There are few pieces of infrastructure in any city more iconic than the payphone. The payphone has been a time travel machine, and a safe haven, and a comedic device.
It has not, however, for a very long time — for most of us — been used to make phone calls. For that reason, cities have been trying to figure out what to do with these outdated assets, and how to re-imagine them as telecom infrastructure for a modern era when most of us have our own cell phones.
New York on Monday unveiled the most ambitious plan yet for the payphone of the future, which will, among things, require no pay to make domestic phones calls, and function as much more than a phone.
The city announced Monday that it had selected a consortium of advertising, technology and telecom companies to deploy throughout the city thousands of modern-day payphones that will offer 24-hour, free WiFi connections, free calls to anywhere in the U.S., touchscreen displays with direct access to city services, maps and directions for tourists, and charging stations (for the cell phones you’d rather use).
The devices will also be capable of connecting people directly to emergency responders, and broadcasting alerts from the city during emergencies like Hurricane Sandy.
The whole system, city officials said, will constitute the largest free municipal WiFi network in the world. All of it will be funded by an astonishingly large revenue stream from sophisticated digital advertising — picture different and constantly fine-tuned ads depending on the block — that is projected to generate for the city $500 million over the next 12 years. Fifty percent of that revenue will go to the city.
The end product will no longer be called a “payphone.” The city is calling the new devices “links.”
The consortium, called CityBridge, says construction of the network will begin in 2015. Ultimately, as many as 10,000 of the machines will be installed across New York, replacing roughly 6,500 old-school payphones.

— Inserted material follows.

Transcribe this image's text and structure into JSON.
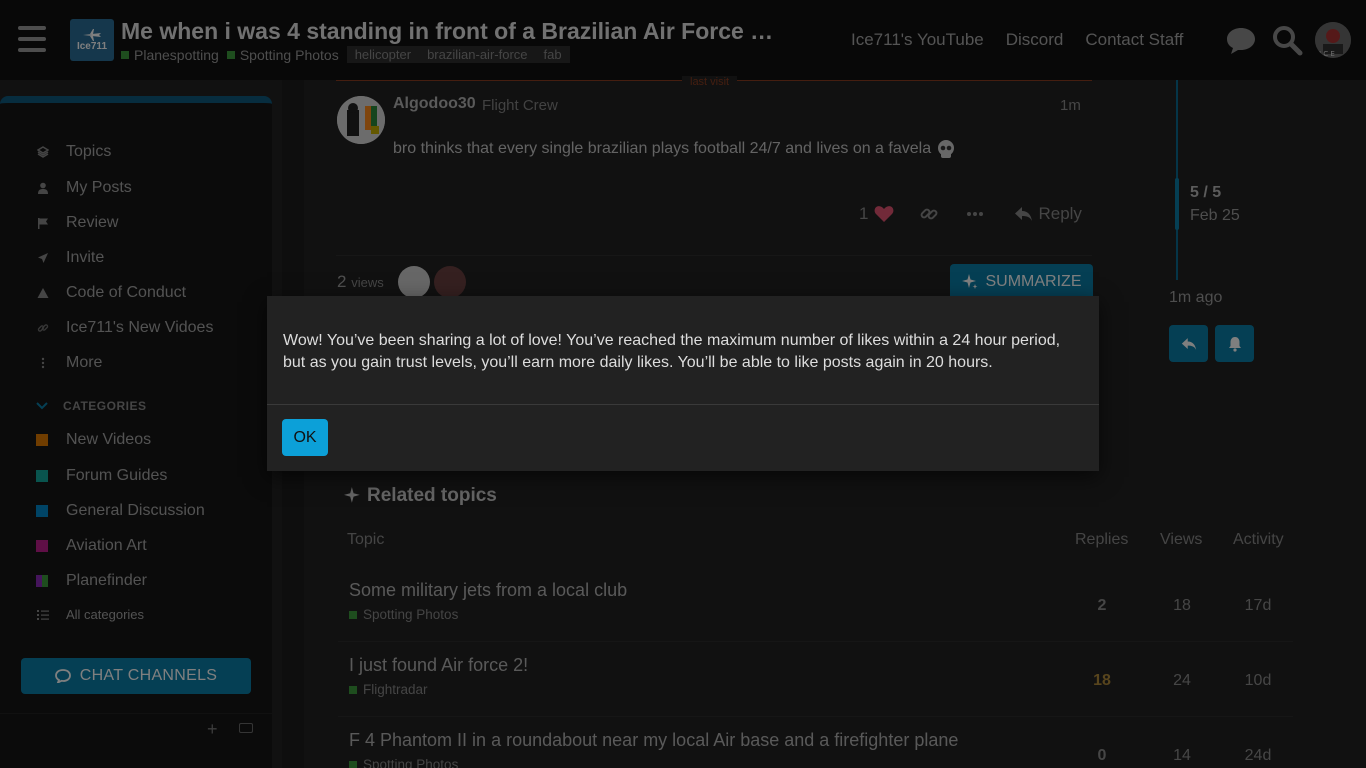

The city hopes to make money auctioning off some of the old payphones, which may retain some sentimental value, if not much functional allure. The new contract also calls for preserving three original phone booths on the Upper West Side — as, yes, operational phones — for posterity.